[Dataset entries]
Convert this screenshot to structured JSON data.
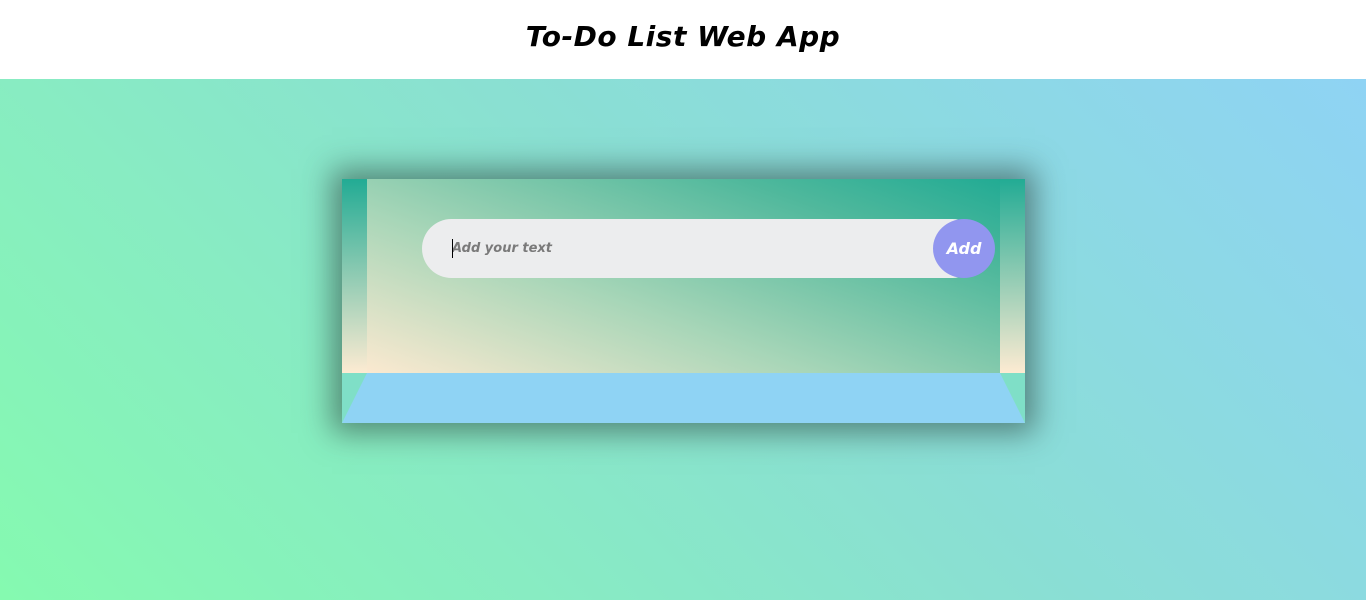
{
  "header": {
    "title": "To-Do List Web App"
  },
  "todo": {
    "input_placeholder": "Add your text",
    "input_value": "",
    "add_label": "Add"
  },
  "colors": {
    "header_bg": "#ffffff",
    "page_gradient": [
      "#85fab0",
      "#8fd3f4"
    ],
    "panel_gradient_top": "#22ab94",
    "panel_gradient_bottom": "#fdebd2",
    "bottom_bar": "#8fd3f4",
    "input_bg": "#ecedee",
    "add_button": "#9196ef"
  }
}
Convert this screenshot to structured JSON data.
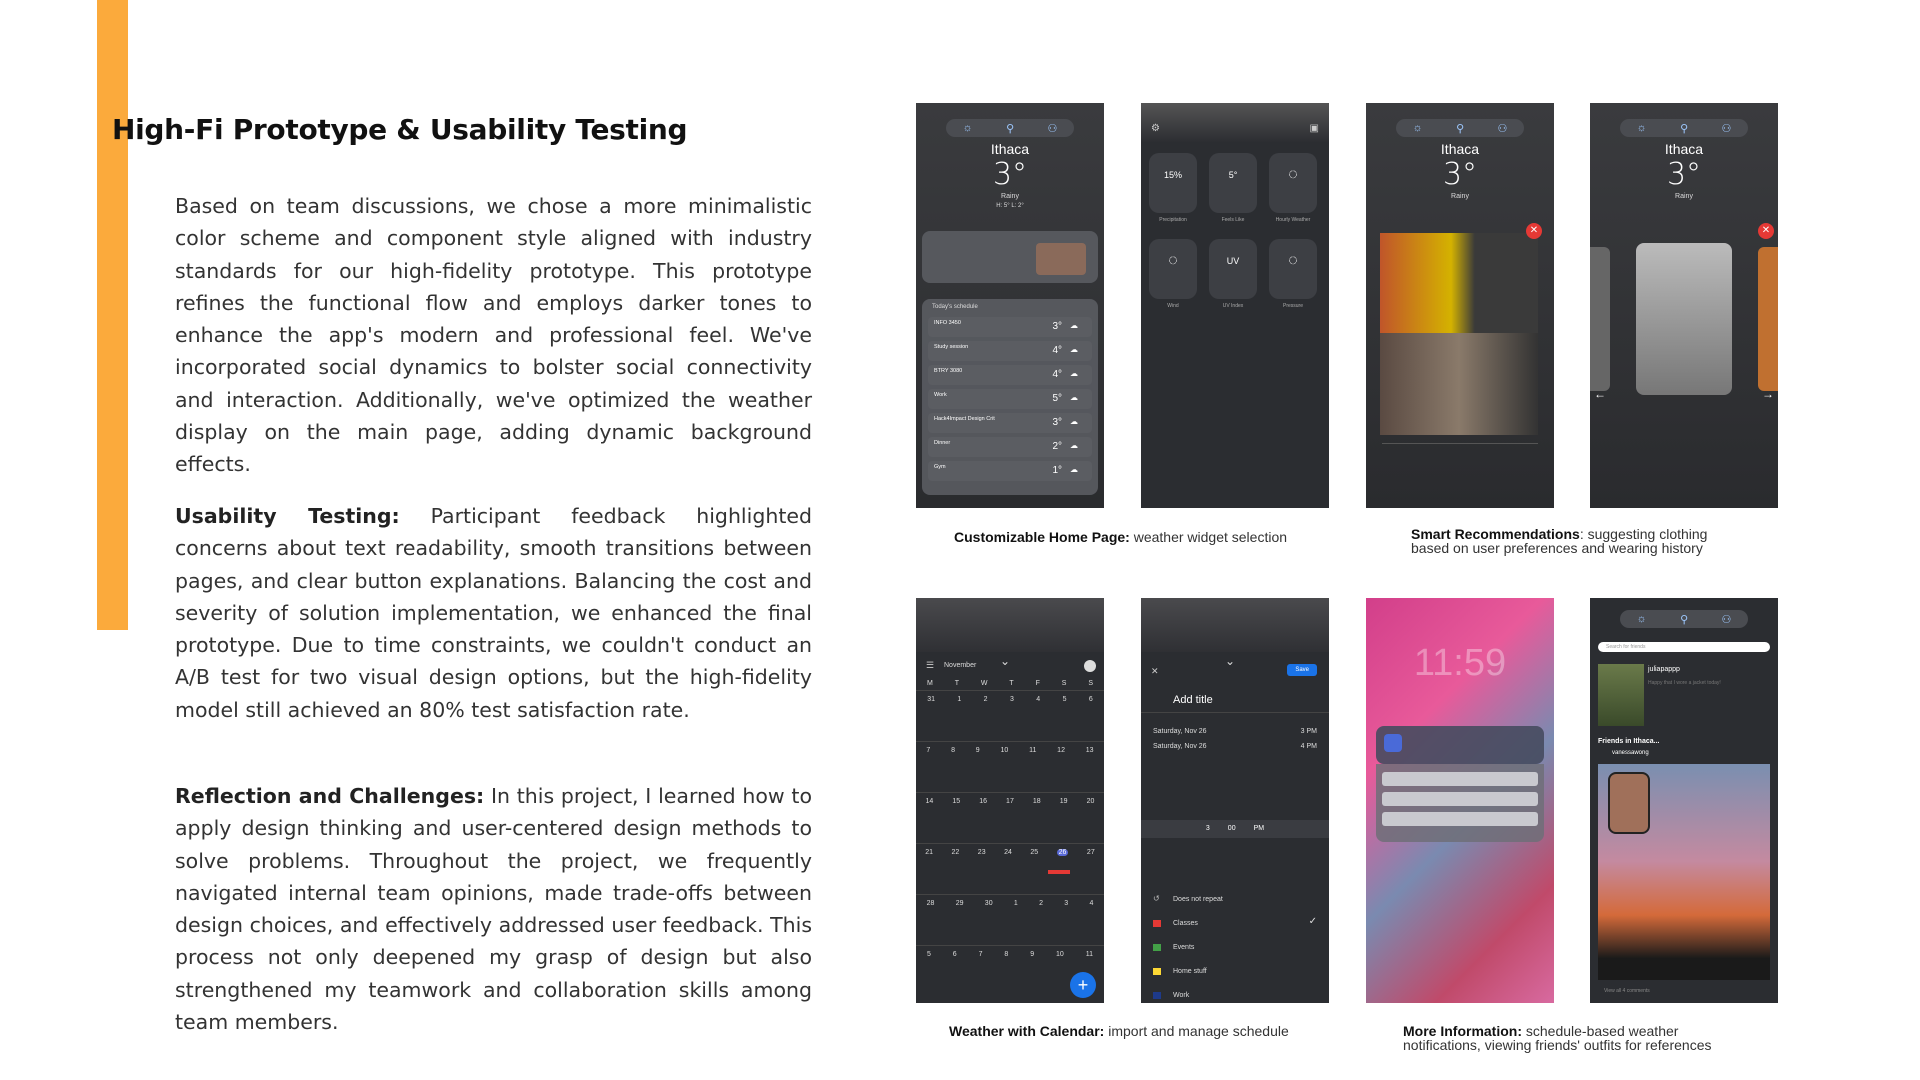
{
  "title": "High-Fi Prototype & Usability Testing",
  "paragraphs": {
    "intro": "Based on team discussions, we chose a more minimalistic color scheme and component style aligned with industry standards for our high-fidelity prototype. This prototype refines the functional flow and employs darker tones to enhance the app's modern and professional feel. We've incorporated social dynamics to bolster social connectivity and interaction. Additionally, we've optimized the weather display on the main page, adding dynamic background effects.",
    "usability_label": "Usability Testing:",
    "usability_text": " Participant feedback highlighted concerns about text readability, smooth transitions between pages, and clear button explanations. Balancing the cost and severity of solution implementation, we enhanced the final prototype. Due to time constraints, we couldn't conduct an A/B test for two visual design options, but the high-fidelity model still achieved an 80% test satisfaction rate.",
    "reflection_label": "Reflection and Challenges:",
    "reflection_text": " In this project, I learned how to apply design thinking and user-centered design methods to solve problems. Throughout the project, we frequently navigated internal team opinions, made trade-offs between design choices, and effectively addressed user feedback. This process not only deepened my grasp of design but also strengthened my teamwork and collaboration skills among team members."
  },
  "captions": {
    "home_label": "Customizable Home Page:",
    "home_text": " weather widget selection",
    "smart_label": "Smart Recommendations",
    "smart_text_1": ": suggesting clothing",
    "smart_text_2": "based on user preferences and wearing history",
    "calendar_label": "Weather with Calendar:",
    "calendar_text": " import  and manage schedule",
    "more_label": "More Information:",
    "more_text_1": " schedule-based weather",
    "more_text_2": "notifications, viewing friends' outfits for references"
  },
  "phone": {
    "city": "Ithaca",
    "temp": "3°",
    "condition": "Rainy",
    "hilo": "H: 5°  L: 2°",
    "schedule_header": "Today's schedule",
    "schedule": [
      {
        "name": "INFO 3450",
        "temp": "3°"
      },
      {
        "name": "Study session",
        "temp": "4°"
      },
      {
        "name": "BTRY 3080",
        "temp": "4°"
      },
      {
        "name": "Work",
        "temp": "5°"
      },
      {
        "name": "Hack4Impact Design Crit",
        "temp": "3°"
      },
      {
        "name": "Dinner",
        "temp": "2°"
      },
      {
        "name": "Gym",
        "temp": "1°"
      }
    ],
    "tiles": [
      {
        "value": "15%",
        "label": "Precipitation"
      },
      {
        "value": "5°",
        "label": "Feels Like"
      },
      {
        "value": "",
        "label": "Hourly Weather"
      },
      {
        "value": "",
        "label": "Wind"
      },
      {
        "value": "UV",
        "label": "UV Index"
      },
      {
        "value": "",
        "label": "Pressure"
      }
    ],
    "calendar_month": "November",
    "weekdays": [
      "M",
      "T",
      "W",
      "T",
      "F",
      "S",
      "S"
    ],
    "weeks": [
      [
        "31",
        "1",
        "2",
        "3",
        "4",
        "5",
        "6"
      ],
      [
        "7",
        "8",
        "9",
        "10",
        "11",
        "12",
        "13"
      ],
      [
        "14",
        "15",
        "16",
        "17",
        "18",
        "19",
        "20"
      ],
      [
        "21",
        "22",
        "23",
        "24",
        "25",
        "26",
        "27"
      ],
      [
        "28",
        "29",
        "30",
        "1",
        "2",
        "3",
        "4"
      ],
      [
        "5",
        "6",
        "7",
        "8",
        "9",
        "10",
        "11"
      ]
    ],
    "event_add_title": "Add title",
    "event_save": "Save",
    "event_dates": [
      {
        "date": "Saturday, Nov 26",
        "time": "3 PM"
      },
      {
        "date": "Saturday, Nov 26",
        "time": "4 PM"
      }
    ],
    "event_picker": [
      "3",
      "00",
      "PM"
    ],
    "event_options": [
      "Does not repeat",
      "Classes",
      "Events",
      "Home stuff",
      "Work"
    ],
    "lock_time": "11:59",
    "friend_search": "Search for friends",
    "friend_user": "juliapappp",
    "friend_post": "Happy that I wore a jacket today!",
    "friends_header": "Friends in Ithaca...",
    "friend_user2": "vanessawong",
    "comments": "View all 4 comments"
  },
  "colors": {
    "accent": "#FBAA3C",
    "phone_bg": "#2b2d31",
    "calendar_today": "#e53935",
    "save_blue": "#1a73e8"
  }
}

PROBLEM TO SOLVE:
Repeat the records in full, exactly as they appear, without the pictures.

RESPONSE TO THE TASK:
Convert this screenshot to structured JSON data.
{
  "header": {
    "title": "To-Do List Web App"
  },
  "todo": {
    "input_placeholder": "Add your text",
    "input_value": "",
    "add_label": "Add"
  },
  "colors": {
    "header_bg": "#ffffff",
    "page_gradient": [
      "#85fab0",
      "#8fd3f4"
    ],
    "panel_gradient_top": "#22ab94",
    "panel_gradient_bottom": "#fdebd2",
    "bottom_bar": "#8fd3f4",
    "input_bg": "#ecedee",
    "add_button": "#9196ef"
  }
}
Convert this screenshot to structured JSON data.
{
  "title": "High-Fi Prototype & Usability Testing",
  "paragraphs": {
    "intro": "Based on team discussions, we chose a more minimalistic color scheme and component style aligned with industry standards for our high-fidelity prototype. This prototype refines the functional flow and employs darker tones to enhance the app's modern and professional feel. We've incorporated social dynamics to bolster social connectivity and interaction. Additionally, we've optimized the weather display on the main page, adding dynamic background effects.",
    "usability_label": "Usability Testing:",
    "usability_text": " Participant feedback highlighted concerns about text readability, smooth transitions between pages, and clear button explanations. Balancing the cost and severity of solution implementation, we enhanced the final prototype. Due to time constraints, we couldn't conduct an A/B test for two visual design options, but the high-fidelity model still achieved an 80% test satisfaction rate.",
    "reflection_label": "Reflection and Challenges:",
    "reflection_text": " In this project, I learned how to apply design thinking and user-centered design methods to solve problems. Throughout the project, we frequently navigated internal team opinions, made trade-offs between design choices, and effectively addressed user feedback. This process not only deepened my grasp of design but also strengthened my teamwork and collaboration skills among team members."
  },
  "captions": {
    "home_label": "Customizable Home Page:",
    "home_text": " weather widget selection",
    "smart_label": "Smart Recommendations",
    "smart_text_1": ": suggesting clothing",
    "smart_text_2": "based on user preferences and wearing history",
    "calendar_label": "Weather with Calendar:",
    "calendar_text": " import  and manage schedule",
    "more_label": "More Information:",
    "more_text_1": " schedule-based weather",
    "more_text_2": "notifications, viewing friends' outfits for references"
  },
  "phone": {
    "city": "Ithaca",
    "temp": "3°",
    "condition": "Rainy",
    "hilo": "H: 5°  L: 2°",
    "schedule_header": "Today's schedule",
    "schedule": [
      {
        "name": "INFO 3450",
        "temp": "3°"
      },
      {
        "name": "Study session",
        "temp": "4°"
      },
      {
        "name": "BTRY 3080",
        "temp": "4°"
      },
      {
        "name": "Work",
        "temp": "5°"
      },
      {
        "name": "Hack4Impact Design Crit",
        "temp": "3°"
      },
      {
        "name": "Dinner",
        "temp": "2°"
      },
      {
        "name": "Gym",
        "temp": "1°"
      }
    ],
    "tiles": [
      {
        "value": "15%",
        "label": "Precipitation"
      },
      {
        "value": "5°",
        "label": "Feels Like"
      },
      {
        "value": "",
        "label": "Hourly Weather"
      },
      {
        "value": "",
        "label": "Wind"
      },
      {
        "value": "UV",
        "label": "UV Index"
      },
      {
        "value": "",
        "label": "Pressure"
      }
    ],
    "calendar_month": "November",
    "weekdays": [
      "M",
      "T",
      "W",
      "T",
      "F",
      "S",
      "S"
    ],
    "weeks": [
      [
        "31",
        "1",
        "2",
        "3",
        "4",
        "5",
        "6"
      ],
      [
        "7",
        "8",
        "9",
        "10",
        "11",
        "12",
        "13"
      ],
      [
        "14",
        "15",
        "16",
        "17",
        "18",
        "19",
        "20"
      ],
      [
        "21",
        "22",
        "23",
        "24",
        "25",
        "26",
        "27"
      ],
      [
        "28",
        "29",
        "30",
        "1",
        "2",
        "3",
        "4"
      ],
      [
        "5",
        "6",
        "7",
        "8",
        "9",
        "10",
        "11"
      ]
    ],
    "event_add_title": "Add title",
    "event_save": "Save",
    "event_dates": [
      {
        "date": "Saturday, Nov 26",
        "time": "3 PM"
      },
      {
        "date": "Saturday, Nov 26",
        "time": "4 PM"
      }
    ],
    "event_picker": [
      "3",
      "00",
      "PM"
    ],
    "event_options": [
      "Does not repeat",
      "Classes",
      "Events",
      "Home stuff",
      "Work"
    ],
    "lock_time": "11:59",
    "friend_search": "Search for friends",
    "friend_user": "juliapappp",
    "friend_post": "Happy that I wore a jacket today!",
    "friends_header": "Friends in Ithaca...",
    "friend_user2": "vanessawong",
    "comments": "View all 4 comments"
  },
  "colors": {
    "accent": "#FBAA3C",
    "phone_bg": "#2b2d31",
    "calendar_today": "#e53935",
    "save_blue": "#1a73e8"
  }
}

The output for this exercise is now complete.